> [EXERCISE DESCRIPTION]
The answer must restate every record word for word.

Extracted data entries
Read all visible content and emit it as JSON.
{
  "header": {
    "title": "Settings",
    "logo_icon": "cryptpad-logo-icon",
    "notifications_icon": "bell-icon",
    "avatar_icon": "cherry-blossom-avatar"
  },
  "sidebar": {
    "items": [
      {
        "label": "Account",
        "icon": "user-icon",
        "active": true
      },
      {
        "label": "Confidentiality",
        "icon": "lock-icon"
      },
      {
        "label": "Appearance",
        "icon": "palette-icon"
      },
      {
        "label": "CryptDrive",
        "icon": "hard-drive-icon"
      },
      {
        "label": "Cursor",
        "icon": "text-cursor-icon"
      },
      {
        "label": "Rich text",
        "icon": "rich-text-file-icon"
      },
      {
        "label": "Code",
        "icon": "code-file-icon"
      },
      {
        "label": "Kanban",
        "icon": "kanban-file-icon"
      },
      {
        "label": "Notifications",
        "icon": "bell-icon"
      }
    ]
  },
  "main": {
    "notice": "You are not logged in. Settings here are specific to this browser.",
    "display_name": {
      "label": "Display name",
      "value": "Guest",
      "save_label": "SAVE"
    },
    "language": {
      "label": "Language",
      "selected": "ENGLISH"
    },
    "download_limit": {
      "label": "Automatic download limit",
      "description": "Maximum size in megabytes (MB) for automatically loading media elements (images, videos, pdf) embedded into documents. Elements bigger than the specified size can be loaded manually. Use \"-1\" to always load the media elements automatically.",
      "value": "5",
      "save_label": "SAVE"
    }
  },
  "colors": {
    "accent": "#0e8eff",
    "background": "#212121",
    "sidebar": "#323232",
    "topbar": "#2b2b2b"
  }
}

> [RESPONSE AREA]
Read all visible content and emit it as JSON.
{
  "header": {
    "title": "Settings",
    "logo_icon": "cryptpad-logo-icon",
    "notifications_icon": "bell-icon",
    "avatar_icon": "cherry-blossom-avatar"
  },
  "sidebar": {
    "items": [
      {
        "label": "Account",
        "icon": "user-icon",
        "active": true
      },
      {
        "label": "Confidentiality",
        "icon": "lock-icon"
      },
      {
        "label": "Appearance",
        "icon": "palette-icon"
      },
      {
        "label": "CryptDrive",
        "icon": "hard-drive-icon"
      },
      {
        "label": "Cursor",
        "icon": "text-cursor-icon"
      },
      {
        "label": "Rich text",
        "icon": "rich-text-file-icon"
      },
      {
        "label": "Code",
        "icon": "code-file-icon"
      },
      {
        "label": "Kanban",
        "icon": "kanban-file-icon"
      },
      {
        "label": "Notifications",
        "icon": "bell-icon"
      }
    ]
  },
  "main": {
    "notice": "You are not logged in. Settings here are specific to this browser.",
    "display_name": {
      "label": "Display name",
      "value": "Guest",
      "save_label": "SAVE"
    },
    "language": {
      "label": "Language",
      "selected": "ENGLISH"
    },
    "download_limit": {
      "label": "Automatic download limit",
      "description": "Maximum size in megabytes (MB) for automatically loading media elements (images, videos, pdf) embedded into documents. Elements bigger than the specified size can be loaded manually. Use \"-1\" to always load the media elements automatically.",
      "value": "5",
      "save_label": "SAVE"
    }
  },
  "colors": {
    "accent": "#0e8eff",
    "background": "#212121",
    "sidebar": "#323232",
    "topbar": "#2b2b2b"
  }
}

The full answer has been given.